» **Task to complete**
Throughout the entries below, report every line where "SALE" is found.

══ Information provided

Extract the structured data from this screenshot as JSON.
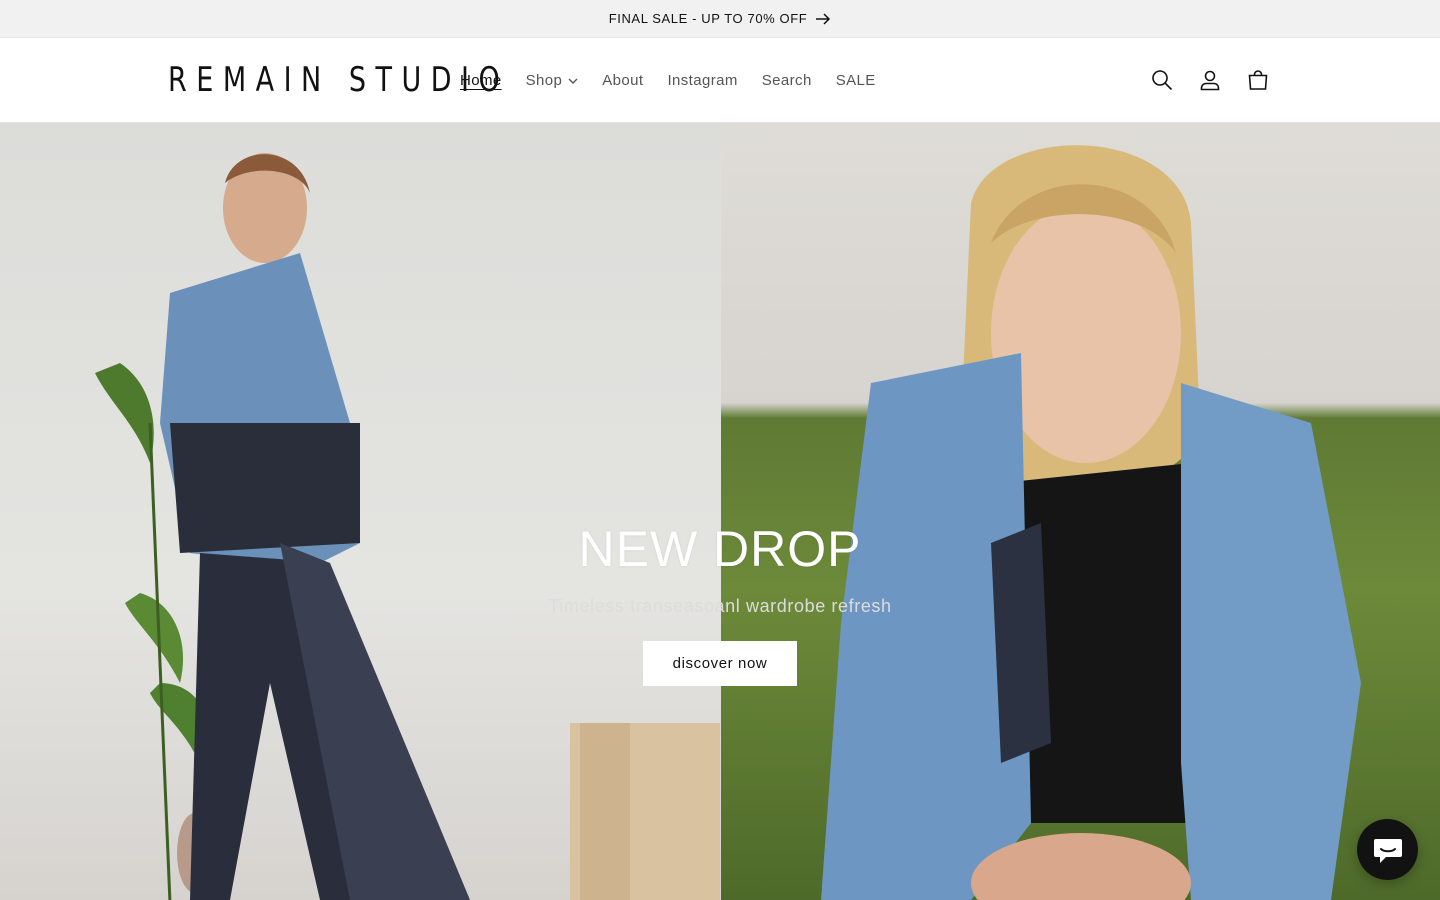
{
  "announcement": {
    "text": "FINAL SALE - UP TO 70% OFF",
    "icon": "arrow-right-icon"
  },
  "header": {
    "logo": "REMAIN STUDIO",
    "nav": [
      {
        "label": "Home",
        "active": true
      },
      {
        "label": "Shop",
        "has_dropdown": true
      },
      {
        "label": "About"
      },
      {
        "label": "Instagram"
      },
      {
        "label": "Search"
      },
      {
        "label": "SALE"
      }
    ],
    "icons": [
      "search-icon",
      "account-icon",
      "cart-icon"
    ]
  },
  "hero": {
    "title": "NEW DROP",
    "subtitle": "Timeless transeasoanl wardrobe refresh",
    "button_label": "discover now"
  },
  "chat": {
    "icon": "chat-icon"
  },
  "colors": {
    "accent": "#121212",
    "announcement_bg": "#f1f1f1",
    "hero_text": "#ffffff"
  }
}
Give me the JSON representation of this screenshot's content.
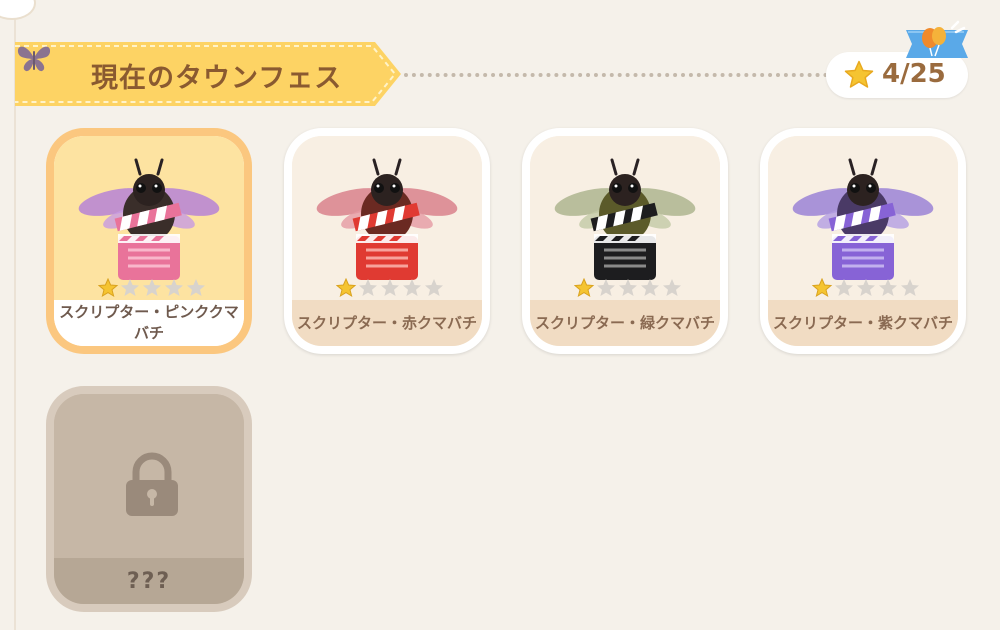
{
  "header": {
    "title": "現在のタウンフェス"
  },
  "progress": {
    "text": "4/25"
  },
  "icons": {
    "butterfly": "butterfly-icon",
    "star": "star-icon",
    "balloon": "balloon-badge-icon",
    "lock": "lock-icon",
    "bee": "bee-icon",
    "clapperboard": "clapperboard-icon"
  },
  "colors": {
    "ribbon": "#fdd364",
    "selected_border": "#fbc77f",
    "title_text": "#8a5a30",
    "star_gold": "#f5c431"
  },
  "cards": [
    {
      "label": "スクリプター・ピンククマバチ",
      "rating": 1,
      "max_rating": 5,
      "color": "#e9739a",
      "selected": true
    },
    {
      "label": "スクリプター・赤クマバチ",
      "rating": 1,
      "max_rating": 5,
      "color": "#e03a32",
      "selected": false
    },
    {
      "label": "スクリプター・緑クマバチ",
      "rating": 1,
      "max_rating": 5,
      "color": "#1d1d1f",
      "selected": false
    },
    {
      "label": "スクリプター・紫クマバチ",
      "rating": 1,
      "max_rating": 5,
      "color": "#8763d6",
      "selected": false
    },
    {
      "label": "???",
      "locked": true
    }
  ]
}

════

» **Solution to the exercise**
    "text": "FINAL SALE - UP TO 70% OFF",
        "label": "SALE"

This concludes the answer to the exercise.